Summary:In this collection, which is really a poetry memoir or lengthy poetry sequence, the speaker develops her narrative of a tormented childhood and adolescence, psychological breakdowns, and ongoing struggle in a more "normal" present. The poems are labeled only by section, of which there are four, and are separated simply by their spacing on the page. Section 1, "Cuckoo," reveals the origin of the poet's "life as a doll": "After my mother hit the back /of my head with the bat's /sweet spot, light cried / its way out of my body. . . . I was . . . a doll carved out of a dog's bones . . . my life as a doll / was a life of waiting" (4-5). Mother was an abusive alcoholic (there seems to be no father ever on the scene).

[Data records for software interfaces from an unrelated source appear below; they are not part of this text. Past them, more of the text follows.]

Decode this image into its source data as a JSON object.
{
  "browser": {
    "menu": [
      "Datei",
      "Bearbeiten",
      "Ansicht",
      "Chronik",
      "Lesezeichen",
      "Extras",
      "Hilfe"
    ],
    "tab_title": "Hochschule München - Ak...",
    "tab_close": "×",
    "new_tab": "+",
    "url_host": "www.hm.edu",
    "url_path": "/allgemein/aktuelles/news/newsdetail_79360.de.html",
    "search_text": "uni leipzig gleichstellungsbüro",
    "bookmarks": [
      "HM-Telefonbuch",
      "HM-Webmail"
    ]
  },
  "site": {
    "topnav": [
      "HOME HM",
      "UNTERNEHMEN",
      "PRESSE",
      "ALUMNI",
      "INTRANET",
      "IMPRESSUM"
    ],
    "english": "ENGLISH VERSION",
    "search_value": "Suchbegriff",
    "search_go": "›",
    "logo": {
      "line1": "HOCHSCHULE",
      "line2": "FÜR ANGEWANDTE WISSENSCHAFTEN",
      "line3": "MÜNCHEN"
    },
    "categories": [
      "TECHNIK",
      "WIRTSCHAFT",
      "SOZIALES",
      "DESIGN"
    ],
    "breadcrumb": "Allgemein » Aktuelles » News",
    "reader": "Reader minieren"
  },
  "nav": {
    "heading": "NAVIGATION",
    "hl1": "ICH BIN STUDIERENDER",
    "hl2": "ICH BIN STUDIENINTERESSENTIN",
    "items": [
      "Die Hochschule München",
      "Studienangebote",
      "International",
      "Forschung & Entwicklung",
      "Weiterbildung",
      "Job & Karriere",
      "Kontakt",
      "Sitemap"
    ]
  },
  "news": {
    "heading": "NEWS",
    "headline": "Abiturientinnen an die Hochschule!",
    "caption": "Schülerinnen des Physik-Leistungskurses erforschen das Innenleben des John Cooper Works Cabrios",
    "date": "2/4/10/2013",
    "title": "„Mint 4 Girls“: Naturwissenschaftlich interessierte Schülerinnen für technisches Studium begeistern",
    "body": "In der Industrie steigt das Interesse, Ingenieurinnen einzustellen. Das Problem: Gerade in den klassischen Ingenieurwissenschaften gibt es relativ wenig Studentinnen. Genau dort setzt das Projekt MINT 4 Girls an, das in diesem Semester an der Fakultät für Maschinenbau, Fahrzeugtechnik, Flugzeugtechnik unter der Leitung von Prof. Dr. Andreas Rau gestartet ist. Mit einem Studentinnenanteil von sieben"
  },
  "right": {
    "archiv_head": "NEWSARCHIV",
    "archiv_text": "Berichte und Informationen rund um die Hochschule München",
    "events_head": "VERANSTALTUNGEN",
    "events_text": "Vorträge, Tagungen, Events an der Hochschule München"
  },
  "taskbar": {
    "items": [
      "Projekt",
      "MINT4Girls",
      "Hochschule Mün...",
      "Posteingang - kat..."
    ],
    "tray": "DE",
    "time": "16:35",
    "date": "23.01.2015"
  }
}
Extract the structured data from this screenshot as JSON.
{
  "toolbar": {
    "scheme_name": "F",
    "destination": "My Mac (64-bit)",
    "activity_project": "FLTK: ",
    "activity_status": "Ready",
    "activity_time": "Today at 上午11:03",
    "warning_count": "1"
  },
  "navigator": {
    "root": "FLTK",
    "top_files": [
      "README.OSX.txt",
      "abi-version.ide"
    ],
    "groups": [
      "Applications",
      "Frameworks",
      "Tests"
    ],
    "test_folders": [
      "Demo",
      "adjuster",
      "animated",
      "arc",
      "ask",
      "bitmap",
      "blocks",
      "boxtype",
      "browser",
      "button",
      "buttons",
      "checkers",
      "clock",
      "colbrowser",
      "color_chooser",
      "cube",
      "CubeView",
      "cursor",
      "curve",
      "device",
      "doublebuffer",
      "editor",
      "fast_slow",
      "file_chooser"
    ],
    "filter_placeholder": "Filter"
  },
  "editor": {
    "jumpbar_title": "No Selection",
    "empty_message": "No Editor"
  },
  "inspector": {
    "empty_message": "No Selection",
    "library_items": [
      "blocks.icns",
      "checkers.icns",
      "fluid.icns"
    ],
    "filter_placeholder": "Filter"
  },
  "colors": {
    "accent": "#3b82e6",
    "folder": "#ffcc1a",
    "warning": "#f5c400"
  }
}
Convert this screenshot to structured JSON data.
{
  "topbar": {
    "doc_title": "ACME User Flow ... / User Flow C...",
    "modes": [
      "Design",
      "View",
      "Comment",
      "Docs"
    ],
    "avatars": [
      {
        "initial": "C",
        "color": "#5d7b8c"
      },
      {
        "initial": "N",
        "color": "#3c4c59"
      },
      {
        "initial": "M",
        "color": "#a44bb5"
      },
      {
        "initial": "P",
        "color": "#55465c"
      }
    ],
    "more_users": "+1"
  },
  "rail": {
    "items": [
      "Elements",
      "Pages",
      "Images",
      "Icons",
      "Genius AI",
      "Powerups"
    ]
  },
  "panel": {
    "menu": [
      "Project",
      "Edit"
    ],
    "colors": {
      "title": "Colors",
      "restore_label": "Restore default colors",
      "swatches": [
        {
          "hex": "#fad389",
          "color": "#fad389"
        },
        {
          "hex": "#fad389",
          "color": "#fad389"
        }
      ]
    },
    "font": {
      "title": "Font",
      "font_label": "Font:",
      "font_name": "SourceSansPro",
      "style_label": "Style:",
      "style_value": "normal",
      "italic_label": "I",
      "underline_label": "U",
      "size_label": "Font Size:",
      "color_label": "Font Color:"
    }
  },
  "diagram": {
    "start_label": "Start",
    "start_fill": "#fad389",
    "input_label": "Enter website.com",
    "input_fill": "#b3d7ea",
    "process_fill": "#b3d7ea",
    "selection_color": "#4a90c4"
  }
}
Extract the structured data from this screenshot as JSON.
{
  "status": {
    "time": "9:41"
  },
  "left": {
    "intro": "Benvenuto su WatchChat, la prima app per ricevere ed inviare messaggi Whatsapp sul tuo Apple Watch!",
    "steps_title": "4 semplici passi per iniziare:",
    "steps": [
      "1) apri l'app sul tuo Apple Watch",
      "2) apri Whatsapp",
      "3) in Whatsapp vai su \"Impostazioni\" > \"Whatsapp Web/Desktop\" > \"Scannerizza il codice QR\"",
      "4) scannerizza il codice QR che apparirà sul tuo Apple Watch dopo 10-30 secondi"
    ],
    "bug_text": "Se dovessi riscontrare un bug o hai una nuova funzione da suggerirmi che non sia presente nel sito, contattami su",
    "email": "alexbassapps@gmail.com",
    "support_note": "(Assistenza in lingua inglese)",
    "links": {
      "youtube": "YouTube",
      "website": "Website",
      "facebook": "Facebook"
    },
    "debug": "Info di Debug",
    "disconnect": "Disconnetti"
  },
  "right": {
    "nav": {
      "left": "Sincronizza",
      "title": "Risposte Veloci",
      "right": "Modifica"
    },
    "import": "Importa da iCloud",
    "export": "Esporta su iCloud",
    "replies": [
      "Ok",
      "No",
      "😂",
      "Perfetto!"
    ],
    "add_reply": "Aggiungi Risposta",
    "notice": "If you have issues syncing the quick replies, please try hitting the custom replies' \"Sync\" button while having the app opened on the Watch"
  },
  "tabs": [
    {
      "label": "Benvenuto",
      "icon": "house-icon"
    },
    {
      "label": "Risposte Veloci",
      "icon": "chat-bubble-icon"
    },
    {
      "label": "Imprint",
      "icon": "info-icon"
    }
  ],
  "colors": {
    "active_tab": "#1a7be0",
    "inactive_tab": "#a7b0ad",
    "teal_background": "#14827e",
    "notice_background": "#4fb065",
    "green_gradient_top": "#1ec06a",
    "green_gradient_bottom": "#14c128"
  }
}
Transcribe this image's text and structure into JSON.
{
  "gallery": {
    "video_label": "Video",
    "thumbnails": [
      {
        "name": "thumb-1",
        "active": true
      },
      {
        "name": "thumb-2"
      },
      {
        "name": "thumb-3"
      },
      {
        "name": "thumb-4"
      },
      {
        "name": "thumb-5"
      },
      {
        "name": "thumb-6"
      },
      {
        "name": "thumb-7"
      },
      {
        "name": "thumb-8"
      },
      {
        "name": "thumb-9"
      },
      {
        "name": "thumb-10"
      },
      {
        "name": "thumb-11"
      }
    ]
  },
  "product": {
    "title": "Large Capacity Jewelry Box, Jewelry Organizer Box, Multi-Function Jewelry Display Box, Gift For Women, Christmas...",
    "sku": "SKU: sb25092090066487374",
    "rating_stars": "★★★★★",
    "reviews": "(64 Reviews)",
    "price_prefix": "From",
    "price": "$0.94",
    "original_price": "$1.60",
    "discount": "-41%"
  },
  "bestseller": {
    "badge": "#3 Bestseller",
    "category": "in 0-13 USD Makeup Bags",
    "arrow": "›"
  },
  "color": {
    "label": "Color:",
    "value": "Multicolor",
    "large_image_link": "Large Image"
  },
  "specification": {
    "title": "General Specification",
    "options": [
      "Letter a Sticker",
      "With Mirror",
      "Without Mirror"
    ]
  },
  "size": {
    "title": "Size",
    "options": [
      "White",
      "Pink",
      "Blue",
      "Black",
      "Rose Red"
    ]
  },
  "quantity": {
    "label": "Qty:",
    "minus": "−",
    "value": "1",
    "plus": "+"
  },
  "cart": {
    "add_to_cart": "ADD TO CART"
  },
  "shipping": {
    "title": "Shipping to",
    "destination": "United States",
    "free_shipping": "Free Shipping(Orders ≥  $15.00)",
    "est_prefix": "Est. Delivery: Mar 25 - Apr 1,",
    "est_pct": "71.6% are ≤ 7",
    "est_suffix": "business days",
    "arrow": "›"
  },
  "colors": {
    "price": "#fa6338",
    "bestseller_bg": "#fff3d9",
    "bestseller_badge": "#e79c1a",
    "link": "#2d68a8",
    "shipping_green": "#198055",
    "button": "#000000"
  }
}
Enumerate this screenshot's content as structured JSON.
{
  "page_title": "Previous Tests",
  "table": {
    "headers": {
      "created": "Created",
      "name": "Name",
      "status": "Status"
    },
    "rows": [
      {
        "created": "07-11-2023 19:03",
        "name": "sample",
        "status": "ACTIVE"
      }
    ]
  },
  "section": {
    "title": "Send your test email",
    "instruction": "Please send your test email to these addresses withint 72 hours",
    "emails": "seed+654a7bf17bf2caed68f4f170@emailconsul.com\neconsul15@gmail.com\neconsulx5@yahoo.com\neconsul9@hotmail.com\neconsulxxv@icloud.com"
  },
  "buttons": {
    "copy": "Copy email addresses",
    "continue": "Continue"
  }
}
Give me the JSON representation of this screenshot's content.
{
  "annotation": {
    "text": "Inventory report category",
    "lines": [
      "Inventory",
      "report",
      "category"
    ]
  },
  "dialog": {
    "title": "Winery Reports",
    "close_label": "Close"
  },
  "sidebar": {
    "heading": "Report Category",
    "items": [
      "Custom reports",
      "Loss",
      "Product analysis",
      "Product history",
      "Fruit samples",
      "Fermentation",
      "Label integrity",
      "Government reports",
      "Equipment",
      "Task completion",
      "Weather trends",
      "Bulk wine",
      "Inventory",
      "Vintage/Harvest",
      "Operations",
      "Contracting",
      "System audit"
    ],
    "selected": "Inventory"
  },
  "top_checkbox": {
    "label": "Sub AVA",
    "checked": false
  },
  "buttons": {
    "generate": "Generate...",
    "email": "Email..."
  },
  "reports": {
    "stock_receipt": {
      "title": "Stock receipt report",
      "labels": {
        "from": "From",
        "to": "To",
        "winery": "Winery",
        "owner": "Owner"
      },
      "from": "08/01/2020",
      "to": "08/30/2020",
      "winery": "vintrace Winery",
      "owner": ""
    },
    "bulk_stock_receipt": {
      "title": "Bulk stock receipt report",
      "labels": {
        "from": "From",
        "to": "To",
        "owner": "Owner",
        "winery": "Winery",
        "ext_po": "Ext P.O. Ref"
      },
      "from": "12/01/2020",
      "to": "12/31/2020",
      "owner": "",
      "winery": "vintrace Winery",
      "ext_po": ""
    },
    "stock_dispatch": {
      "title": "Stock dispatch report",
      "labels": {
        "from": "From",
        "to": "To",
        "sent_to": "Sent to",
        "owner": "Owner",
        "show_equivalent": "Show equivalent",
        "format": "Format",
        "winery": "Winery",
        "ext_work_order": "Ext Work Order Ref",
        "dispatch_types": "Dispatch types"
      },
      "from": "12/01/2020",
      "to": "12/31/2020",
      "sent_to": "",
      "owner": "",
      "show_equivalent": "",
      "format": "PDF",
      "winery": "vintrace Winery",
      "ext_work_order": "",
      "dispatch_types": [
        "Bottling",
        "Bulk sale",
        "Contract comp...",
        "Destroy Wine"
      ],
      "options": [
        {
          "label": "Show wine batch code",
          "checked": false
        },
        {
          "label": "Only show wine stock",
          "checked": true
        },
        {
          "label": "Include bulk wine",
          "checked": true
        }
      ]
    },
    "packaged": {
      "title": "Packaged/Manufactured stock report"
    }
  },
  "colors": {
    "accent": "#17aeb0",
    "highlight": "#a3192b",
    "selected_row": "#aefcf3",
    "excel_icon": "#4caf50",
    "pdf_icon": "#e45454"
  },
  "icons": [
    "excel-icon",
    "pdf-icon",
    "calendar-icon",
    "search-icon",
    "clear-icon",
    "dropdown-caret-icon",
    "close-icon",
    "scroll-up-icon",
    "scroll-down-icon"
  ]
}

Summary:In Chronic Progressive, a collection of 151 short poems divided into three parts, Marion Deutsche Cohen, a well spouse, continues her startlingly candid account of caring for her husband Jeff that began in her previous collection, Epsilon Country (1995, see annotation). Part I of Chronic Progressive describes Cohen's frustrations during the last of the 16 years that she cared for Jeff at home, as multiple sclerosis left him almost completely dependent on her. Mother of four, a prolific writer, a poet, and a mathematician, Cohen describes unrelenting stress when family services and insurance providers fail her, when she feels she must protect the sanctity of her home as health care aides and agencies treat it like a hospital or nursing home, or when she's exhausted, which is most of the time. "It's a state, a / chronic state, a chronic progressive incurable state," she writes (55).